Student 3: I had that problem, I was in room 3 and I realized that when I was spinning I was being faced by the white light of the room's lamps and then by the light blue of the faÃ§ade. The effect is similar to having strobe lights pointed in your face, if you can imagine...
Student 2: it hasn't affected everyone but for some is a problem
Could your quantify? Say, what percentage has this problem?
Student 2: I would say around 2 or 3 out of ten.
Most classical ballets where originally written to be played against a black background, with very little in the way of stage props. This would have a dual function: concentrating the audience's attention on the dancers, but also helping the dancers in their moves. They would have black in front of them (the audience), black on their sides and black again behind them.
When a dancer spins he or she keeps her eyes open, in order to control the spin. The uniform background reduces the strain this motion has on the performer's balancing system.
How can I believe that behind the Laban's almost “out of place” beauty there is a real regenerating intent when the Architects didn't even bother researching a little into what constitutes a good space for dancing in?
The impression that it was just an exercise in style, the occasion to move a step forward in the same “post industrial with colour” direction they took with the Tate Modern is seems justified.

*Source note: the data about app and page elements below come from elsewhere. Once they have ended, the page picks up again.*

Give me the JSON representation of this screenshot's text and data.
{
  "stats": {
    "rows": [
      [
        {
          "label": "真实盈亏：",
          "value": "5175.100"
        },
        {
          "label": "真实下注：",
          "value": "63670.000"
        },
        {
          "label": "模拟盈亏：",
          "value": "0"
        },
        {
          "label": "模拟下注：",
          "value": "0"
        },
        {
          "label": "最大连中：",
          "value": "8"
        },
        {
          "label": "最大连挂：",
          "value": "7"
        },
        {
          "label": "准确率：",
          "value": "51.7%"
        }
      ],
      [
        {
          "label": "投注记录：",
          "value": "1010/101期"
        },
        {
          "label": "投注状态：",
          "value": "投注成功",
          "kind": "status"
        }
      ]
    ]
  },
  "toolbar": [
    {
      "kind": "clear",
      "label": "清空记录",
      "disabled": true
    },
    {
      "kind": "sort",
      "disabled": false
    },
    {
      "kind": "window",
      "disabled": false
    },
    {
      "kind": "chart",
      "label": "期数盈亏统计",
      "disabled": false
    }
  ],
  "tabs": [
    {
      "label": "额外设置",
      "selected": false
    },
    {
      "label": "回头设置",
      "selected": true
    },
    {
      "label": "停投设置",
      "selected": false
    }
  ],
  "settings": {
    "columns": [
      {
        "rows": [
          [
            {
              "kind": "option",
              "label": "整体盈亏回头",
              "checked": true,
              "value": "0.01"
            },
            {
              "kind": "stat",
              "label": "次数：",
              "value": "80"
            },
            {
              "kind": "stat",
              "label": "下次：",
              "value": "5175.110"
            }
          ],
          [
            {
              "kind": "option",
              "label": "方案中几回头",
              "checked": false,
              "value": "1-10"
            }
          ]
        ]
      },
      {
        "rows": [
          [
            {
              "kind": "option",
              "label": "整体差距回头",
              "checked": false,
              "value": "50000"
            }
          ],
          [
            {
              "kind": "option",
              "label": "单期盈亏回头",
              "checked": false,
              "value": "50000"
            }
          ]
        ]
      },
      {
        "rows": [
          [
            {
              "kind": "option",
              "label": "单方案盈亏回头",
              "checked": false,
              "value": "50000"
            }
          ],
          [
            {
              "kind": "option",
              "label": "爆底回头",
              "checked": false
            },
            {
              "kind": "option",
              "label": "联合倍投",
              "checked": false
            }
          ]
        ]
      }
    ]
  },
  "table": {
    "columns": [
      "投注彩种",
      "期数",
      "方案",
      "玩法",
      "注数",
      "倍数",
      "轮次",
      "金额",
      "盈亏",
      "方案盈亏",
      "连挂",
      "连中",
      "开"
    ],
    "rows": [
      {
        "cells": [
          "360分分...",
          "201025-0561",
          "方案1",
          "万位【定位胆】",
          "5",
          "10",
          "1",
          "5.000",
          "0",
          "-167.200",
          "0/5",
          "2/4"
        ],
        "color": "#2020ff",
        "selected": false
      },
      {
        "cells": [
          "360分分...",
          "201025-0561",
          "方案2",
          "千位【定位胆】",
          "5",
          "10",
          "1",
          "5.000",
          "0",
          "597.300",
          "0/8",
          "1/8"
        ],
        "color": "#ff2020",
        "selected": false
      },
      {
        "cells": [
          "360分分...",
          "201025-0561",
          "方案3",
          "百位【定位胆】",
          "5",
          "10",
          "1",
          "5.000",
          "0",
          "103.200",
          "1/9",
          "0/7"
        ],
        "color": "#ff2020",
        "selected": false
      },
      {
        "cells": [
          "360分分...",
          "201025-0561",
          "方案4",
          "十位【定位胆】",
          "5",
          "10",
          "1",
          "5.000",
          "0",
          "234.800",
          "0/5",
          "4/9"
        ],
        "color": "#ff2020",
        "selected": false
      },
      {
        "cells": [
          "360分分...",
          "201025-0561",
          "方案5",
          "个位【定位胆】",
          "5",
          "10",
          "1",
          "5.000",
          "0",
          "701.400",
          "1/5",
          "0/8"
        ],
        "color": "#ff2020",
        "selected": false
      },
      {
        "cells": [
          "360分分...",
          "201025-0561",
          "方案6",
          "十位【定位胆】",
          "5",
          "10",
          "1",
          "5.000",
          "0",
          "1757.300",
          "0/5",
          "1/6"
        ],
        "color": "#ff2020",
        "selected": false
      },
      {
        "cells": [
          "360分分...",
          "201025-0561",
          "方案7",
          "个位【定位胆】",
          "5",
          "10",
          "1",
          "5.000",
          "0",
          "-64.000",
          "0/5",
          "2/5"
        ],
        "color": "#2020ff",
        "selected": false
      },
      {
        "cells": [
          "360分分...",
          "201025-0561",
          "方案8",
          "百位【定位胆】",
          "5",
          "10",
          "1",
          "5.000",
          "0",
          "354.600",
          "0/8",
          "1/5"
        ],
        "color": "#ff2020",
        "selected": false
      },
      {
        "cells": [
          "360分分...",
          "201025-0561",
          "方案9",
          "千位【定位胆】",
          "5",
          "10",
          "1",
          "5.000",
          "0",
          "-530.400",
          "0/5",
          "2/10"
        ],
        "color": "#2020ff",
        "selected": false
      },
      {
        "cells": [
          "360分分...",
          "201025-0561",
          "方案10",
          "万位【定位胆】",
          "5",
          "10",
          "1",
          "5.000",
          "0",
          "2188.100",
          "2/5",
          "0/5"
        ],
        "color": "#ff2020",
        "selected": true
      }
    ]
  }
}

Design has become an adjective. A designer object is nowadays something that goes beyond the normal aesthetical qualities of the other “non-designer” object performing the same duty. This superficial connotation of the word has helped people forgetting the fundamental value of design, which is one of engineering, research, improvement and specificity to the task at hand. The Laban is a designer building, and a gorgeous one at that. But it fails with regard to the main part of its brief.
Nobody outside the ballet world had heard of the Laban Centre before, and now they know about it. This is Bilbao effect on a budget, but that alone is going to have little effect on the area. As I said before, it sets a standard for architectural alienation of the surroundings.
TO BE CONTINUED
thanks to all of you who will take the time to read it!